Sapphire is grown by various methods from seed samples. Sapphire can be polished to a high standard, but as it is the second hardest mineral on Earth it must be subject to high forces to get the polish. Therefore, windows made from Sapphire must have a thickness to diameter ratio of at least 10:1, that is, greater than 10mm thick for a 100mm diameter disk. Sapphire is inert and resistant to attack from most processing environments, such as hydrofluoric acid. Sapphire has a melting point over 2000°C with a high thermal conductivity makes it suitable for use in harsh environments.
Sapphire is ideal for use as a window where high radiation resistance is required from the UV to about 5µm. It can be used to form doublet lenses with Silicon and Zinc Selenide for the MWIR (3 to 5µm). These optics can be used to, for example, detect missile plumes that emit the 3-5 µm range and shorter, wavelengths. The detection of muzzle flash from a sniper can be 'seen' by use of optics in this MWIR waveband. The detection of snipers is of great importance in, for example, Afghanistan, as many military lives are being lost to snipers. The gun flash from a rifle has a distinct spectral distribution from the hot gases that are emitted. These gasses are, for example, CO and H2 together with CO2, N2 and H2 O that produce distinct emissions in the 3 to 5µm band.

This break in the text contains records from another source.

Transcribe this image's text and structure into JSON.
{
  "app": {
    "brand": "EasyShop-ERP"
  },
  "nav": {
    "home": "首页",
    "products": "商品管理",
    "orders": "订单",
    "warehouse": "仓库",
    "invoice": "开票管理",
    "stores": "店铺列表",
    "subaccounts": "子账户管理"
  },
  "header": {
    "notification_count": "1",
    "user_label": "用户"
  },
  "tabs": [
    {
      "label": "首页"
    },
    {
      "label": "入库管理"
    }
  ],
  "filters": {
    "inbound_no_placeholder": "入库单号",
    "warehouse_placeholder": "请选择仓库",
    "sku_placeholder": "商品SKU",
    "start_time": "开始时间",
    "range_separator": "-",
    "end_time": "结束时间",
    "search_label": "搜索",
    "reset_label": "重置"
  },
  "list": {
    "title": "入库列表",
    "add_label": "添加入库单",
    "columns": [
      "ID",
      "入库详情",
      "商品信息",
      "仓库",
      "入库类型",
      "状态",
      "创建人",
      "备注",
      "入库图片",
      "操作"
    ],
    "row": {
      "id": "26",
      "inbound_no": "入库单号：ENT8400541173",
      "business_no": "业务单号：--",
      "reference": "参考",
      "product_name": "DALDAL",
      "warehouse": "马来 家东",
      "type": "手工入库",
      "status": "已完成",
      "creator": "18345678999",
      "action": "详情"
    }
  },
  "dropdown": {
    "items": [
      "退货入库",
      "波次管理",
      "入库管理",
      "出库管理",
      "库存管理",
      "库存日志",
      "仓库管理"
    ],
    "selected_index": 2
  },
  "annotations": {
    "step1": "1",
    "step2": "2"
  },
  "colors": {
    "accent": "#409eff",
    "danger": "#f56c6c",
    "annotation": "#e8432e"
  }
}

Sapphire is used as a host for various elements, for example titanium (Ti), to produce laser rods for efficient laser systems for R&D laboratories and military uses. This use could be for defensive systems to, for example, dazzle enemy pilots or incoming optically guided weapons.
Knight Optical supply a large range of stock Sapphire Window in both Random and C-Cut options to meet most applications. We offer stock Sapphire Windows in both large and small aperture sizes. Please click the links below. Stock windows can be edged to small diameters or machined to square and rectangular shapes at short notice. Please enquire.